**TASK REQUIREMENTS**
Could the records below be restated word for word, without a single picture?

**RAW DATA**
^^^^^^^^^^^^^^^^
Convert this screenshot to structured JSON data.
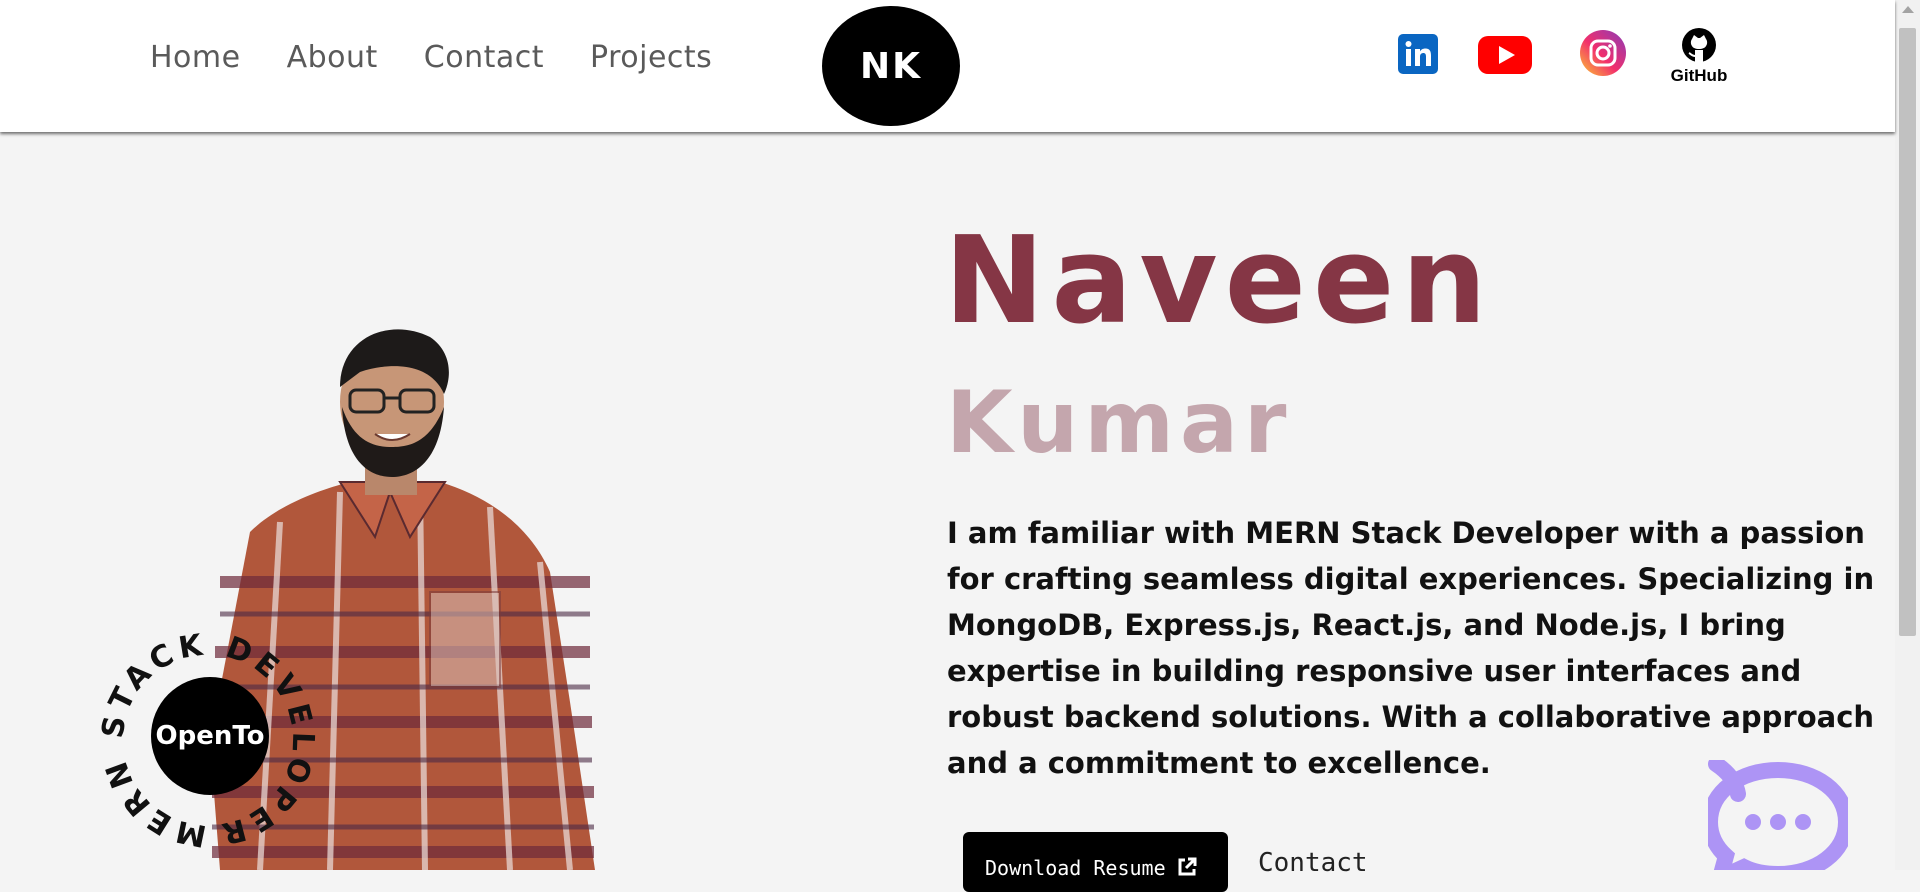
{
  "nav": {
    "links": [
      "Home",
      "About",
      "Contact",
      "Projects"
    ],
    "logo_text": "NK"
  },
  "socials": [
    {
      "icon": "linkedin-icon",
      "color": "#0a66c2"
    },
    {
      "icon": "youtube-icon",
      "color": "#ff0000"
    },
    {
      "icon": "instagram-icon",
      "color": "#e1306c"
    },
    {
      "icon": "github-icon",
      "label": "GitHub",
      "color": "#000000"
    }
  ],
  "hero": {
    "first_name": "Naveen",
    "last_name": "Kumar",
    "bio": "I am familiar with MERN Stack Developer with a passion for crafting seamless digital experiences. Specializing in MongoDB, Express.js, React.js, and Node.js, I bring expertise in building responsive user interfaces and robust backend solutions. With a collaborative approach and a commitment to excellence.",
    "resume_button": "Download Resume",
    "contact_button": "Contact"
  },
  "badge": {
    "center": "OpenTo",
    "ring_text": "MERN STACK DEVELOPER"
  },
  "colors": {
    "first_name": "#853645",
    "last_name": "#c4a6ad",
    "chat_bubble": "#ad94f5"
  }
}
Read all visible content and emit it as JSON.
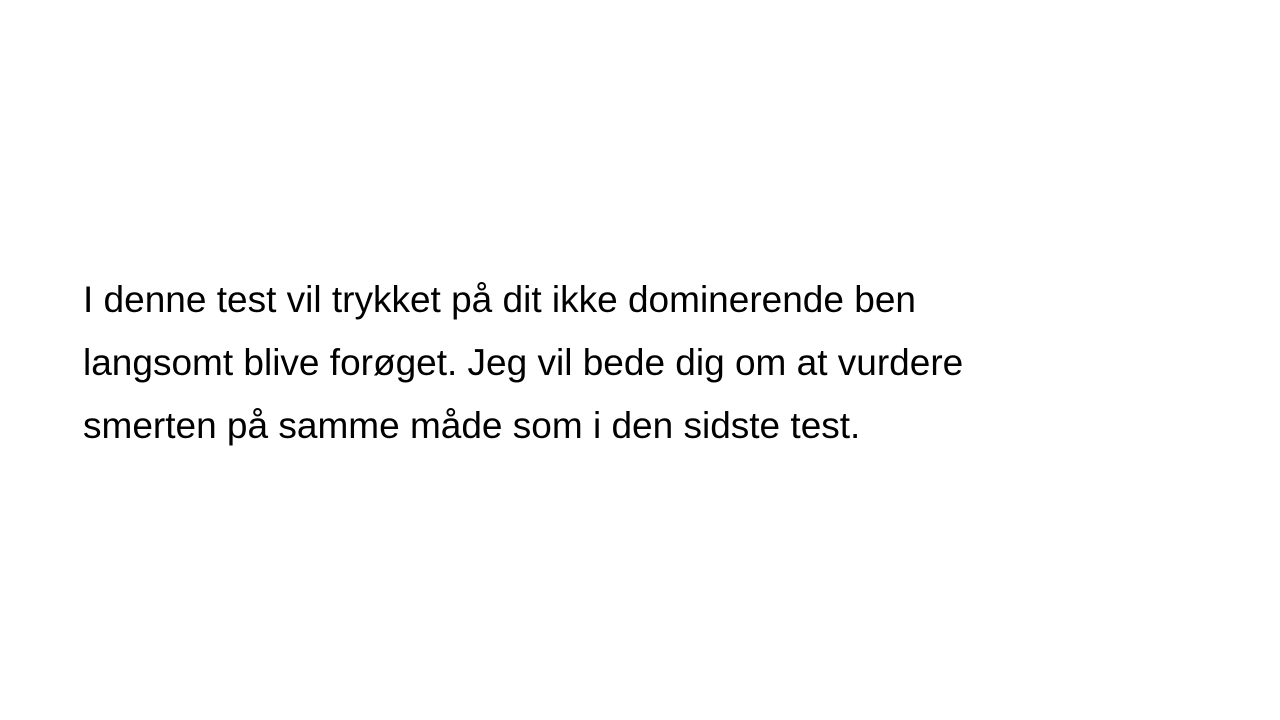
{
  "slide": {
    "body_lines": [
      "I denne test vil trykket på dit ikke dominerende ben",
      "langsomt blive forøget. Jeg vil bede dig om at vurdere",
      "smerten på samme måde som i den sidste test."
    ]
  }
}
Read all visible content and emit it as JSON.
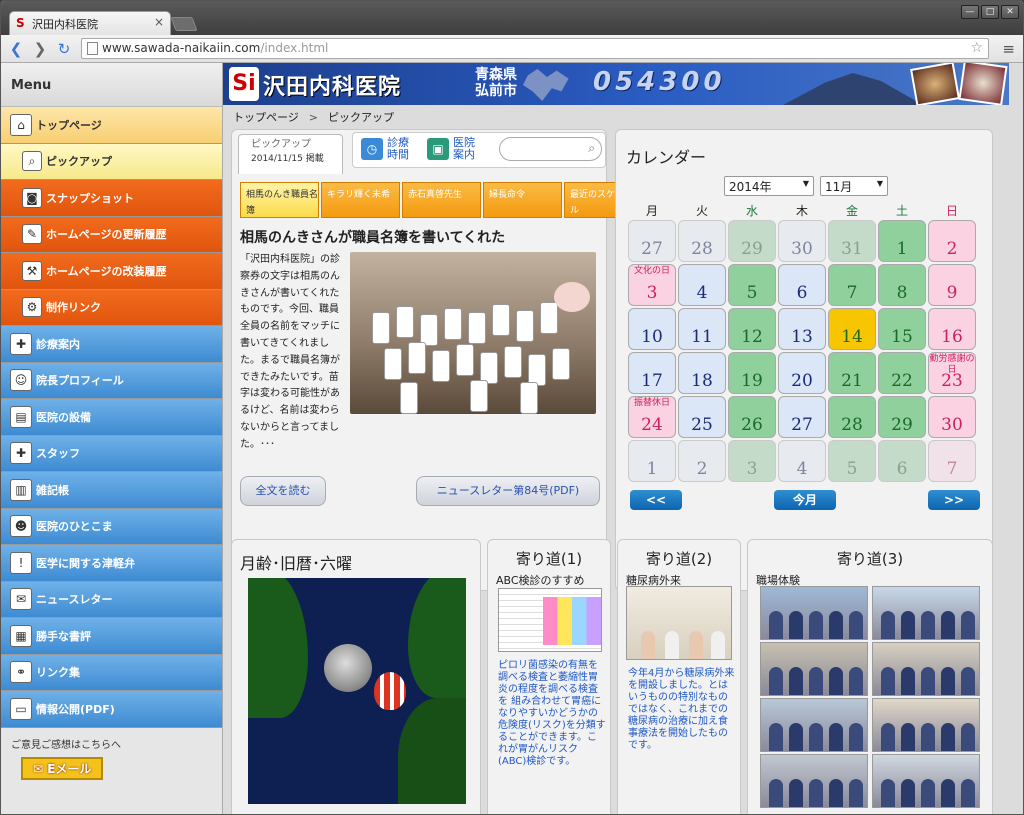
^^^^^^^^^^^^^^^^
**ANSWER BELOW**
Convert this screenshot to structured JSON data.
{
  "nav": {
    "links": [
      "Home",
      "About",
      "Contact",
      "Projects"
    ],
    "logo_text": "NK"
  },
  "socials": [
    {
      "icon": "linkedin-icon",
      "color": "#0a66c2"
    },
    {
      "icon": "youtube-icon",
      "color": "#ff0000"
    },
    {
      "icon": "instagram-icon",
      "color": "#e1306c"
    },
    {
      "icon": "github-icon",
      "label": "GitHub",
      "color": "#000000"
    }
  ],
  "hero": {
    "first_name": "Naveen",
    "last_name": "Kumar",
    "bio": "I am familiar with MERN Stack Developer with a passion for crafting seamless digital experiences. Specializing in MongoDB, Express.js, React.js, and Node.js, I bring expertise in building responsive user interfaces and robust backend solutions. With a collaborative approach and a commitment to excellence.",
    "resume_button": "Download Resume",
    "contact_button": "Contact"
  },
  "badge": {
    "center": "OpenTo",
    "ring_text": "MERN STACK DEVELOPER"
  },
  "colors": {
    "first_name": "#853645",
    "last_name": "#c4a6ad",
    "chat_bubble": "#ad94f5"
  }
}
Read all visible content and emit it as JSON.
{
  "slide": {
    "body_lines": [
      "I denne test vil trykket på dit ikke dominerende ben",
      "langsomt blive forøget. Jeg vil bede dig om at vurdere",
      "smerten på samme måde som i den sidste test."
    ]
  }
}
Read all visible content and emit it as JSON.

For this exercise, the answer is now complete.